How many Batgirls are there?
There are about 11 girls who have donned the Batgirl mantle (some more than once), namely Bette Kane, Barbara Gordon (mainstream and a few Elseworlds versions), Helena Bertinelli (who was also The Huntress), Cassandra Cain, Charlie-Gage Radcliffe, Stephanie Brown (formerly Robin), Tiffany Fox (Lucius’ daughter), Harper Row, Kathy Duquesne, Neil Little and Alysia Yeoh.
Most popular of them all
Barbara, by a landslide. Having occupied the Batgirl identity for a good three of the character’s five decades, Babs has been the personification of Batgirl, even when she was not in the cape and cowl. Post-Killing Joke, her role as the wheelchair-bound Oracle has fuelled interest for her to return to the character – which she eventually did, but at the expense of a lot of consequences for the timeline.
Bat-tiest of them all
While Helena was stripped of her Batgirl identity by the Batman for being too ruthless, my vote goes to Cassandra – who is definitely the toughest and most physical Batgirl! She is the daughter of assassins (Cain and Lady Shiva), and trained by Batman and Oracle, making her the most complete operative.
If not for The Killing Joke, Babs probably would have gracefully exited the crimefighting scene via Barbara Kesel’s Batgirl Special #1 (1988). Overwhelmed by the super-powered friends she has, Babs’ “finale” takes place in this one-shot. Unfortunately, Alan Moore had other plans for her...
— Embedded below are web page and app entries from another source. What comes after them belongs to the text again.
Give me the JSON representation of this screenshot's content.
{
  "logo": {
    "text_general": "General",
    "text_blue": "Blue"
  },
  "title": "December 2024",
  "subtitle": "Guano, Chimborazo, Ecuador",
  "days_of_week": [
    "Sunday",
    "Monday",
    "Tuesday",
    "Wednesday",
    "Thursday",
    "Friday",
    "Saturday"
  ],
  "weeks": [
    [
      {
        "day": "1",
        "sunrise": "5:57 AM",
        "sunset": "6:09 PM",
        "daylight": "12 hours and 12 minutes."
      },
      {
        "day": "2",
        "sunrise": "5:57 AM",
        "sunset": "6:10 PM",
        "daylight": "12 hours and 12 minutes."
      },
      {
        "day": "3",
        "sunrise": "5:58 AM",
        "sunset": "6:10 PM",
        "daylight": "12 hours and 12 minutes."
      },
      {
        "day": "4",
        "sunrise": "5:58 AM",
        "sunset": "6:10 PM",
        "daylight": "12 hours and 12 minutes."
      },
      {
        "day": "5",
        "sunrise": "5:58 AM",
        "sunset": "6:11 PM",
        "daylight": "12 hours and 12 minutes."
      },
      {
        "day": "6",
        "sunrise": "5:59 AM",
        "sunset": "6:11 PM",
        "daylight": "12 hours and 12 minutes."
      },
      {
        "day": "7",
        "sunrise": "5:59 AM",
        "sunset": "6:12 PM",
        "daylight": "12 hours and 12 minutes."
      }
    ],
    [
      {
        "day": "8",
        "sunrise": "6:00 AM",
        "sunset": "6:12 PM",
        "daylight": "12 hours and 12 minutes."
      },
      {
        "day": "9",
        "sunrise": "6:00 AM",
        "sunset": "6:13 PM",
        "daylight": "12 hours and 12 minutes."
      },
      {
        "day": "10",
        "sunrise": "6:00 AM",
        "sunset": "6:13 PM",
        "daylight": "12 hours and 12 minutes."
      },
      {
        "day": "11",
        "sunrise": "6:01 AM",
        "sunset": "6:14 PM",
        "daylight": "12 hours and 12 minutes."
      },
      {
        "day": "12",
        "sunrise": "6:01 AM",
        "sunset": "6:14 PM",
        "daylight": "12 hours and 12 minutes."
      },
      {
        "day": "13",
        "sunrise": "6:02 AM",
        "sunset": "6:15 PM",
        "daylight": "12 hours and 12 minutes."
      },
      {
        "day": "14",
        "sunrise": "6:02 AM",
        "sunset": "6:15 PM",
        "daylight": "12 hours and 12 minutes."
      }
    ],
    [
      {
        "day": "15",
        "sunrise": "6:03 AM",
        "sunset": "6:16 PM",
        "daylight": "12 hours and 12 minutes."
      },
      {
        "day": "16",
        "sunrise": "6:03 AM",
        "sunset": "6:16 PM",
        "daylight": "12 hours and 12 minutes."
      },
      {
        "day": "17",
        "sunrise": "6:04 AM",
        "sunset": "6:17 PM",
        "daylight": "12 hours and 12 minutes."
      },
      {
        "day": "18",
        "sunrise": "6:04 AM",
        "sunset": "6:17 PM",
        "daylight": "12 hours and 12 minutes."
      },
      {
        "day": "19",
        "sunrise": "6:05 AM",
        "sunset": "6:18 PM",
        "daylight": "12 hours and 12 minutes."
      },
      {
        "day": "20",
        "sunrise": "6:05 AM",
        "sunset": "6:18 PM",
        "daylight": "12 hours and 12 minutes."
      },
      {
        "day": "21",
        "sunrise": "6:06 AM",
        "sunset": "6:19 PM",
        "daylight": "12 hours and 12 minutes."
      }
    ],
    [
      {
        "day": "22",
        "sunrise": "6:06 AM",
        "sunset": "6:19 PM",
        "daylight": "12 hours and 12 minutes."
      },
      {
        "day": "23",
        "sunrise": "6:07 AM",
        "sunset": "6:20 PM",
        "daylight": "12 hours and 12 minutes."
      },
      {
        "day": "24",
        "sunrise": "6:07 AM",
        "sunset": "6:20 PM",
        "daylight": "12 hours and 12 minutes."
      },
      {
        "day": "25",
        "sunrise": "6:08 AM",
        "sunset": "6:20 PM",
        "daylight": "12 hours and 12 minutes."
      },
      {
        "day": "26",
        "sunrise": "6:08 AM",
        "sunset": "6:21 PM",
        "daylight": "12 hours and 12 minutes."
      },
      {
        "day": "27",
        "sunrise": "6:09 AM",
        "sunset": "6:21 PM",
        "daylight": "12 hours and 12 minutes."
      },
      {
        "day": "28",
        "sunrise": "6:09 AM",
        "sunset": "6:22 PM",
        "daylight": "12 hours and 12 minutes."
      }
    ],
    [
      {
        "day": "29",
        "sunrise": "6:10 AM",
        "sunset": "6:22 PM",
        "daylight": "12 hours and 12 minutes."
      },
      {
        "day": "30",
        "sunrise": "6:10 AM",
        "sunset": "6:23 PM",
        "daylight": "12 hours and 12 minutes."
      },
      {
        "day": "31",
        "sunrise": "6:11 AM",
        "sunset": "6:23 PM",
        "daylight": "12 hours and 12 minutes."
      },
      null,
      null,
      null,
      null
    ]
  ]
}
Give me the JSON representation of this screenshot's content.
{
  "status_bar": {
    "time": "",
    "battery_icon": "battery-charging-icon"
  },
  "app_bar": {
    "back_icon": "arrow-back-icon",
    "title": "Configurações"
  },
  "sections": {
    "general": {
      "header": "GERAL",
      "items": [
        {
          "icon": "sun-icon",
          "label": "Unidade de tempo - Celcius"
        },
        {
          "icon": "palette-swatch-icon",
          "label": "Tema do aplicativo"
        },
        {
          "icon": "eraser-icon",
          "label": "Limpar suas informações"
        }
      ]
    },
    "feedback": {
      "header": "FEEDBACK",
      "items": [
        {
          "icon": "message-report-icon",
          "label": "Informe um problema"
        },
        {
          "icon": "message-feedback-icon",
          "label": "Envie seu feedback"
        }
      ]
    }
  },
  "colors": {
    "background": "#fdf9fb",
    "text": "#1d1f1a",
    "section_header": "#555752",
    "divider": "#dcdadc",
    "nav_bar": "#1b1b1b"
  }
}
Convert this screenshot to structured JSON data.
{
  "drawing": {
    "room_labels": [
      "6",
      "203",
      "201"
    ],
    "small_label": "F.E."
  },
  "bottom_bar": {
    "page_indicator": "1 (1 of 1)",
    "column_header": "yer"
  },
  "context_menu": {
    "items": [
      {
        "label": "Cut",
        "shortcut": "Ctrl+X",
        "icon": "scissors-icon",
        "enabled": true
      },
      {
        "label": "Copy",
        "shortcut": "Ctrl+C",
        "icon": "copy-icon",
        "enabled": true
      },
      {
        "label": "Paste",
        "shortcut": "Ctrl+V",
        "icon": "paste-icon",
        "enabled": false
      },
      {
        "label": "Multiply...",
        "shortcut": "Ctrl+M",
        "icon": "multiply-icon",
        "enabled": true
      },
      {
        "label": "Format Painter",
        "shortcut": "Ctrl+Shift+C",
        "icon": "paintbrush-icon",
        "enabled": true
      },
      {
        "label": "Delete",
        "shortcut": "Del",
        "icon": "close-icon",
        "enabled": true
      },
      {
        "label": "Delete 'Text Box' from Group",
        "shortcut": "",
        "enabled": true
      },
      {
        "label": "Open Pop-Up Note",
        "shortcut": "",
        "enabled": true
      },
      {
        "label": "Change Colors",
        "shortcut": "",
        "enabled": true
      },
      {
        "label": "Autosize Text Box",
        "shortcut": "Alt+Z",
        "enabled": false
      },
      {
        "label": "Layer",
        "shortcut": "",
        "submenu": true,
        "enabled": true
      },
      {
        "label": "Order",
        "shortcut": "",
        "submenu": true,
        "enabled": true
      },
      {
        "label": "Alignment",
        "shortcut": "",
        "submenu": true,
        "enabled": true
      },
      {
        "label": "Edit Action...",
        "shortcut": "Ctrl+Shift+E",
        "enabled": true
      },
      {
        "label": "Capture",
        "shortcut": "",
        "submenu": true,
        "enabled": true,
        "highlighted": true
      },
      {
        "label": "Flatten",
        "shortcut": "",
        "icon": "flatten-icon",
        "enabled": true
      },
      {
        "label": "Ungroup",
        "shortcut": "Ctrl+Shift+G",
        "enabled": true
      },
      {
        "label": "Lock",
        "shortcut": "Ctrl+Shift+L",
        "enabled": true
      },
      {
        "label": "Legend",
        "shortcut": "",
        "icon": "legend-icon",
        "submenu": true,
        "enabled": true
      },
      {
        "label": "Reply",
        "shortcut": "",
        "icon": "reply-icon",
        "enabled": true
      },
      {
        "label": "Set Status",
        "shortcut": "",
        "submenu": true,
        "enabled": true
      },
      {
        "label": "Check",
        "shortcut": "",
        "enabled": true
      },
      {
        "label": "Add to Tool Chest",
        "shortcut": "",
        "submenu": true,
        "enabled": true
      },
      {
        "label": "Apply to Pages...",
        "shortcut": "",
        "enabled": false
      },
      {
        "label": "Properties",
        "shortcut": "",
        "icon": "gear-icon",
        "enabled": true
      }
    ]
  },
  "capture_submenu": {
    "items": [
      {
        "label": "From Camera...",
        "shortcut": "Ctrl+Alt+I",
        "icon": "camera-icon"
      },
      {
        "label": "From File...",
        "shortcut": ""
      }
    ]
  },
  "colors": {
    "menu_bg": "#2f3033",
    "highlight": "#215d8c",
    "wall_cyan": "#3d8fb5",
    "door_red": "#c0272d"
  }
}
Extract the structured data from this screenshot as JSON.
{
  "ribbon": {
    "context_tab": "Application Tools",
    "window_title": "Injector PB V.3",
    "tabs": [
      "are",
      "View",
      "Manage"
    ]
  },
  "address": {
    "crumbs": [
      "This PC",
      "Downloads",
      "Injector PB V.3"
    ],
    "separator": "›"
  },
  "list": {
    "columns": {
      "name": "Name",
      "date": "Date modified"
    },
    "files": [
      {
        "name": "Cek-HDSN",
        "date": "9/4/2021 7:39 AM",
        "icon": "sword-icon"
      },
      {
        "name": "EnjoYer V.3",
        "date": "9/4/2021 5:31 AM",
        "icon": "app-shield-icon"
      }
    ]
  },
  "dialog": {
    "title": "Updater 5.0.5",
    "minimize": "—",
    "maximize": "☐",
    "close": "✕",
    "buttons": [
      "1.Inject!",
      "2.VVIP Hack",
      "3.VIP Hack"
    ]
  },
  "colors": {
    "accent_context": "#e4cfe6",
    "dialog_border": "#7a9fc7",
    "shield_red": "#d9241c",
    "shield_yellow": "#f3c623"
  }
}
Not a joke at all
The lowest ebb of (any) Batgirl has to be the tragic Killing Joke event, in which the Joker visits the Gordon household and cripples an unsuspecting Barbara by shooting her in the abdomen, shattering her spine, and then taking gory pictures of her in order to drive her father insane. Honestly, such sickening acts should have never been allowed in a mainstream comic – even Moore eventually expressed regret over his treatment of the character, calling it “shallow and ill-conceived”.
Though she continued her crimefighting adventures as the all-seeing Oracle, it took Barbara a long time to literally get back on her feet (about 23 years!) and reclaim the Batgirl mantle, which happened during the New 52 era.
She did get some form of revenge on the Joker in Birds Of Prey #124 – Barbara fought the Joker with a pair of staffs and took away his biggest asset, his grin, when she broke all his front teeth!
Evolution of Batgirl
It takes a lot of adapting to survive for five decades. Ignoring the Killing Joke stigma, there’s actually a lot of depth and dimension to the character. This is mainly because there have been a few different Batgirls, with every persona bringing a new perspective to the character.
While she may not be gifted with superpowers, her intelligence and self-defence skills have always been her strong points. This, unfortunately, limited her rogues’ gallery to B-listers like Killer Moth, Cavalier, Mirror, Crazy Quilt, etc.
To overcome the lack of colour in her villains, however, she certainly made up for it by dating Clark Kent (!) once, and there’s perennial on-off beau Dick Grayson!
Batgirl was given a new lease of life via a new direction in the New 52’s Batgirl #35 (2014), in which the character was given a youthful uplift that endeared the title to a new generation of readers brought up on social media and the Internet. It generated rave reviews and even influenced other comic creators to do the same (Silk, Spider-Gwen, Ms. Marvel and Spider-Woman) – this sort of facelift was later dubbed “Batgirling”.